The Yoda Fountain and Javva the Hutt Coffee: Kara Visits Lucasfilm
Geek Alert: Here’s another on-the-fly little video I made this morning, when I went over to the handsome campus of Lucasfilm on the Presidio in San Francisco, at the foot of the Golden Gate Bridge. I was there to see the demo that famed director George Lucas will be doing at the D: All Things Digital conference in a few weeks.
After years of bugging Lucasfilm’s Lynne Hale to nab him, we are very excited that the famed movie director and producer will be onstage at the conference (and clips of that interview will be on our site, too).

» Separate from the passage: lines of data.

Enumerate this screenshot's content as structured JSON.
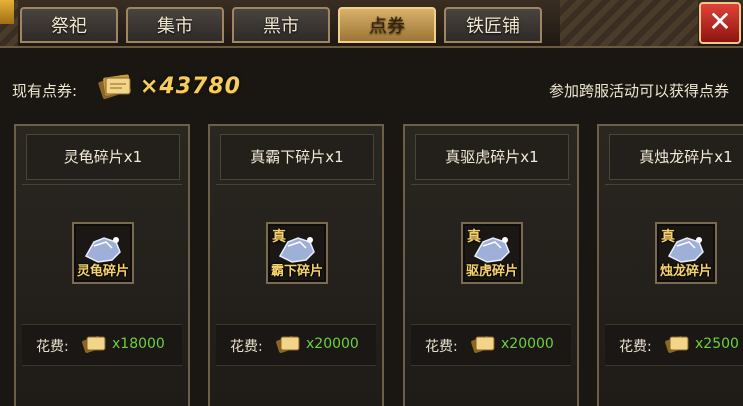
{
  "tabs": [
    {
      "label": "祭祀",
      "active": false
    },
    {
      "label": "集市",
      "active": false
    },
    {
      "label": "黑市",
      "active": false
    },
    {
      "label": "点券",
      "active": true
    },
    {
      "label": "铁匠铺",
      "active": false
    }
  ],
  "close_label": "✕",
  "coupons": {
    "label": "现有点券:",
    "count": "×43780",
    "hint": "参加跨服活动可以获得点券"
  },
  "cost_label": "花费:",
  "items": [
    {
      "name": "灵龟碎片x1",
      "prefix": "",
      "icon_label": "灵龟碎片",
      "price": "x18000"
    },
    {
      "name": "真霸下碎片x1",
      "prefix": "真",
      "icon_label": "霸下碎片",
      "price": "x20000"
    },
    {
      "name": "真驱虎碎片x1",
      "prefix": "真",
      "icon_label": "驱虎碎片",
      "price": "x20000"
    },
    {
      "name": "真烛龙碎片x1",
      "prefix": "真",
      "icon_label": "烛龙碎片",
      "price": "x2500"
    }
  ],
  "colors": {
    "accent_gold": "#f5cf5a",
    "price_green": "#6bd13c",
    "active_tab": "#d8b26a",
    "close_red": "#c4261e"
  }
}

But the choice of Lucas was not because he is one of the most successful and influential moviemakers of all time. It’s because of his technology chops–his early combination of cutting-edge technology and filmmaking, along with mythic storytelling, have been groundbreaking. We hope to really delve into where he thinks digital video is going in all its forms.
From the demo I saw–about which I can say nothing until he shows it on the D stage–Lucas will push the envelope even further in a variety of genres (all I can say is via some amazing new breakthroughs in computer technology, Indiana Jones is really in big trouble now).
After the demo, I got a tour around Lucasfilm’s new home, a facility called the Letterman Digital Arts Center on a 23-acre campus overlooking the San Francisco Bay. I was not looking at the view, but at the cool array of movie and tech memorabilia scattered all over the place, which caused me to say “Wow” a few too many times. (Here is a link to one I did from the Cable Show in Las Vegas earlier in the week, where I said “Ahhhh” a lot more than I needed to.)
Lucas started his legendary career in 1971, with San Francisco-based American Zoetrope and longtime friend Francis Ford Coppola as executive producer, transforming a student film into his first feature, “THX-1138.” That was followed in 1973 by the low-budget but giant hit “American Graffiti.”
In his third outing, Lucas offered the world “Star Wars,” and nerds have never recovered. The huge sci-fi hit garnered a clutch of Oscars, spawned a genre and many sequels, some better than others. He recently said there are more to come.
He also later created the classic adventurer Indiana Jones and co-wrote and executive-produced the successful series “Raiders of the Lost Ark,” which got him another bunch of Oscars. A fourth sequel is coming next summer. (Lucas also made “Howard the Duck,” but we’re going to ignore that.)
Lucas has also created a lot of television and is now working on the creation of “Clone Wars,” the first computer-generated animated television series from Lucasfilm Animation.
All of his entertainment work inspired Lucas to create his own visual-effects company, Industrial Light & Magic, which is the industry leader, delivering such movie creations as the scary dinosaurs of “Jurassic Park,” the cool magic of the “Harry Potter” films and the icky-looking pirates in the “Pirates of the Caribbean” movies.
His Skywalker Sound is also one of the best regarded in the business of crafting of a film’s soundtrack and post-production editing. And Lucasfilm also includes LucasArts, a video-game company, and Lucas Licensing, which manages the creation of all that “Star Wars” merchandise.
(You adult owners of light sabers know who you are.)